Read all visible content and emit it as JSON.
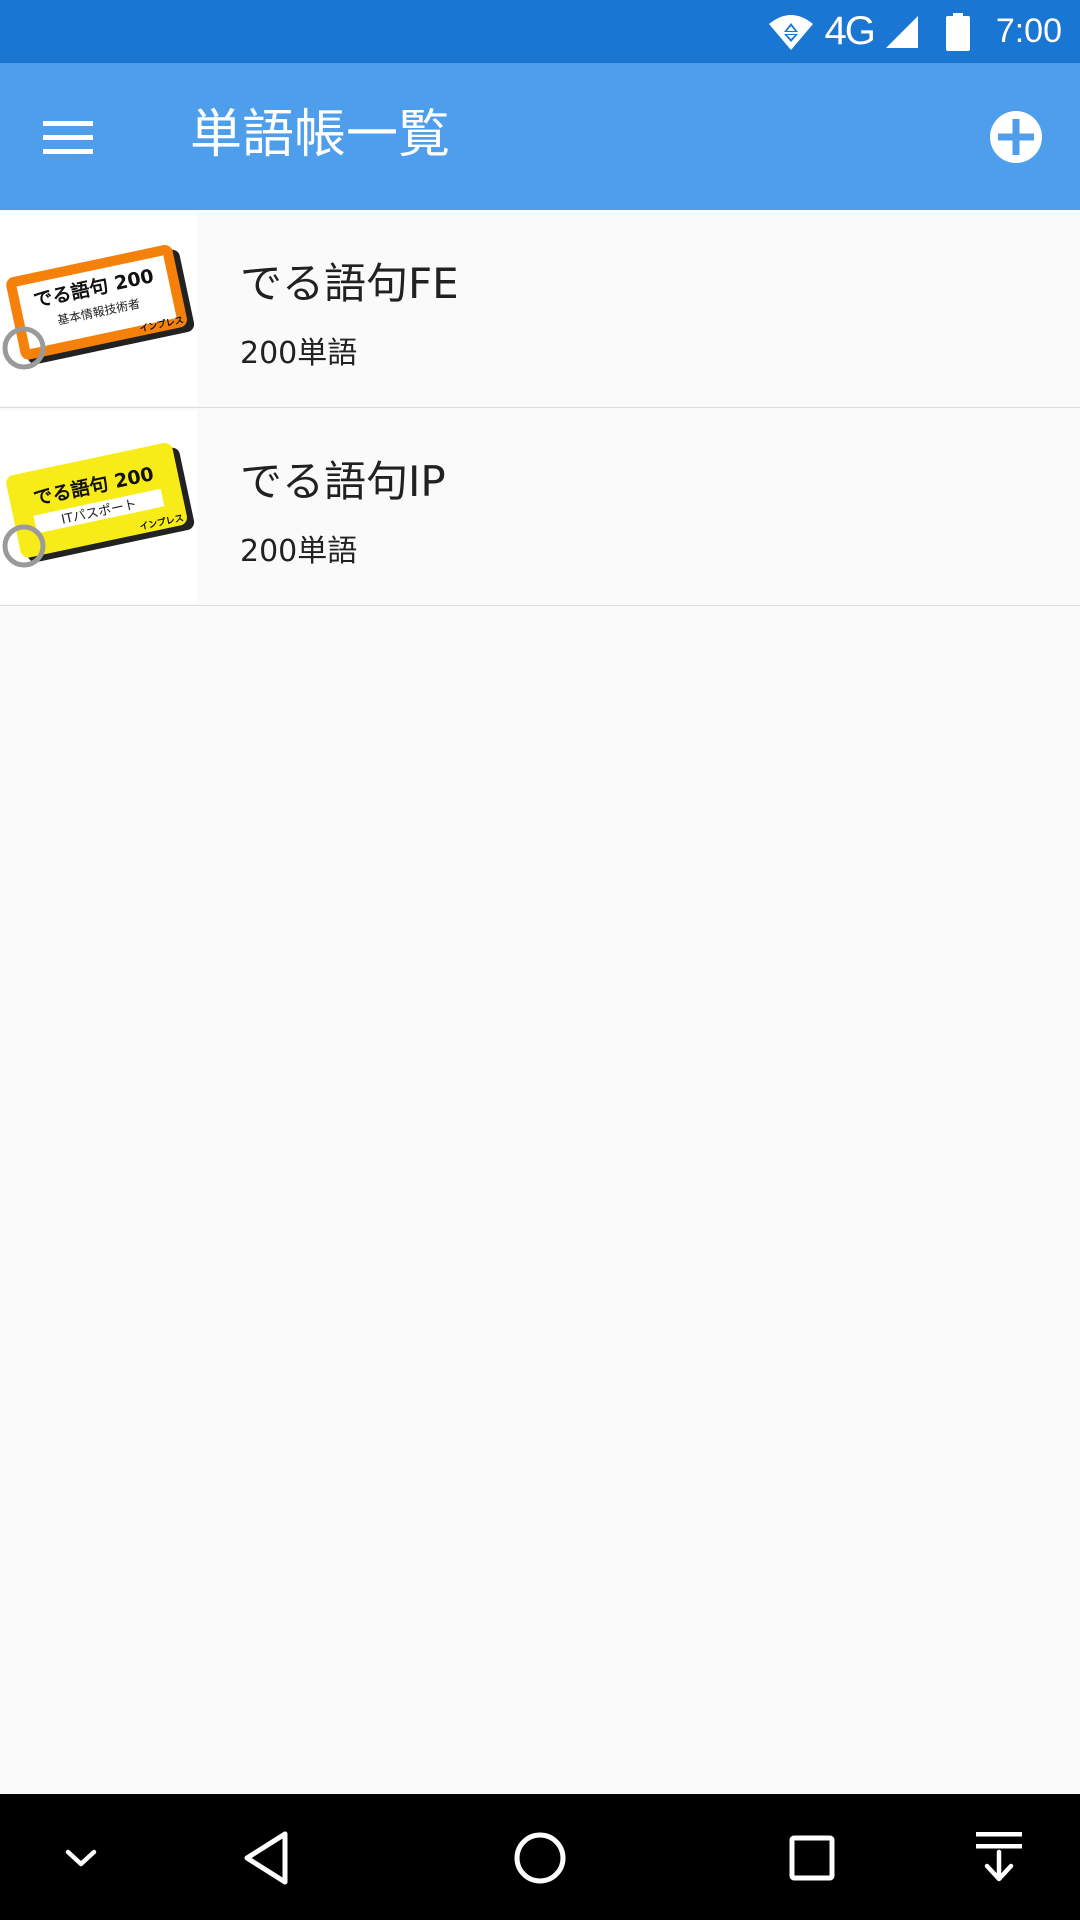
{
  "status_bar": {
    "network": "4G",
    "time": "7:00",
    "icons": [
      "wifi-icon",
      "cell-signal-icon",
      "battery-icon"
    ]
  },
  "app_bar": {
    "title": "単語帳一覧",
    "menu_icon": "hamburger-menu-icon",
    "add_icon": "add-circle-icon",
    "background": "#4f9eec"
  },
  "wordbooks": [
    {
      "title": "でる語句FE",
      "count": "200単語",
      "thumb": {
        "line1": "でる語句 200",
        "line2": "基本情報技術者",
        "publisher": "インプレス",
        "color": "#f5800a"
      }
    },
    {
      "title": "でる語句IP",
      "count": "200単語",
      "thumb": {
        "line1": "でる語句 200",
        "line2": "ITパスポート",
        "publisher": "インプレス",
        "color": "#f7ec18"
      }
    }
  ],
  "nav_bar": {
    "icons": [
      "chevron-down-icon",
      "back-icon",
      "home-icon",
      "recents-icon",
      "notification-pull-icon"
    ]
  }
}
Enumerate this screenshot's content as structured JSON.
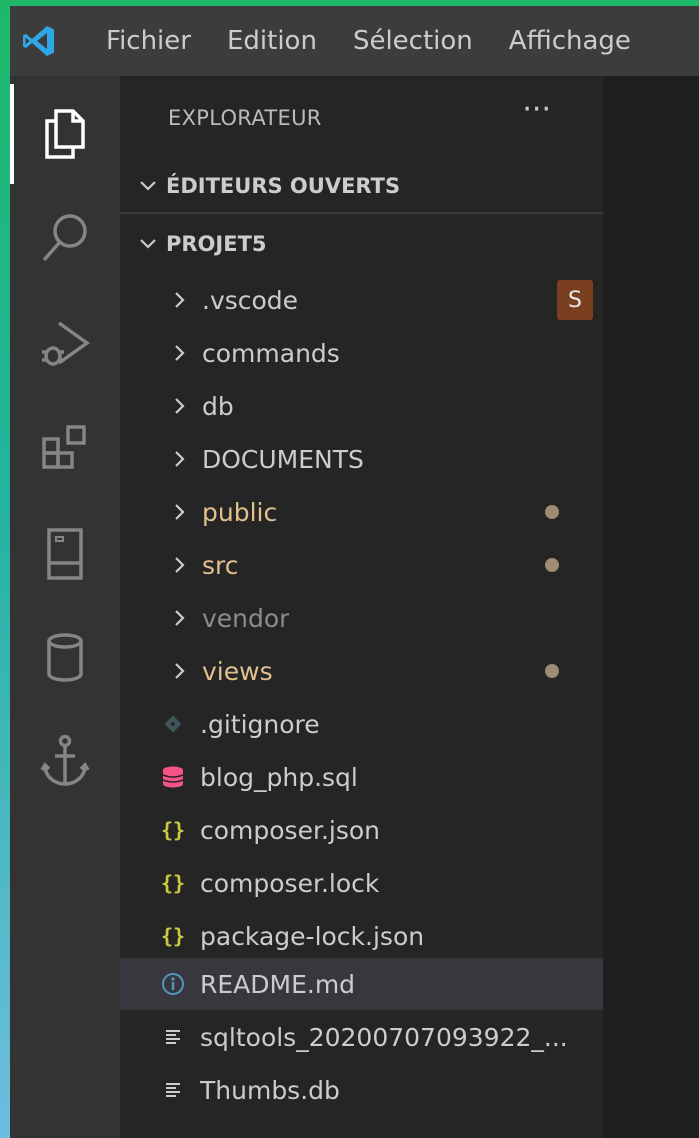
{
  "menu": {
    "items": [
      "Fichier",
      "Edition",
      "Sélection",
      "Affichage"
    ]
  },
  "activity_bar": {
    "icons": [
      "explorer-icon",
      "search-icon",
      "run-debug-icon",
      "extensions-icon",
      "remote-explorer-icon",
      "database-icon",
      "anchor-icon"
    ]
  },
  "sidebar": {
    "title": "EXPLORATEUR",
    "more_actions": "···",
    "open_editors": {
      "label": "ÉDITEURS OUVERTS"
    },
    "project": {
      "label": "PROJET5",
      "folders": [
        {
          "label": ".vscode",
          "color": "#cccccc",
          "badge": "S"
        },
        {
          "label": "commands",
          "color": "#cccccc"
        },
        {
          "label": "db",
          "color": "#cccccc"
        },
        {
          "label": "DOCUMENTS",
          "color": "#cccccc"
        },
        {
          "label": "public",
          "color": "#e2c08d",
          "modified": true
        },
        {
          "label": "src",
          "color": "#e2c08d",
          "modified": true
        },
        {
          "label": "vendor",
          "color": "#8c8c8c"
        },
        {
          "label": "views",
          "color": "#e2c08d",
          "modified": true
        }
      ],
      "files": [
        {
          "label": ".gitignore",
          "icon": "git-icon"
        },
        {
          "label": "blog_php.sql",
          "icon": "database-file-icon"
        },
        {
          "label": "composer.json",
          "icon": "json-icon"
        },
        {
          "label": "composer.lock",
          "icon": "json-icon"
        },
        {
          "label": "package-lock.json",
          "icon": "json-icon"
        },
        {
          "label": "README.md",
          "icon": "info-icon",
          "selected": true
        },
        {
          "label": "sqltools_20200707093922_...",
          "icon": "text-file-icon"
        },
        {
          "label": "Thumbs.db",
          "icon": "text-file-icon"
        }
      ]
    }
  },
  "colors": {
    "accent": "#007acc",
    "modified_dot": "#a08b74",
    "badge_bg": "#7a3f1f"
  }
}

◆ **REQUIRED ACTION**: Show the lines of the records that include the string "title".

◆ **EXPECTED ANSWER**:
    "title": "単語帳一覧",
      "title": "でる語句FE",
      "title": "でる語句IP",
    "title": "EXPLORATEUR",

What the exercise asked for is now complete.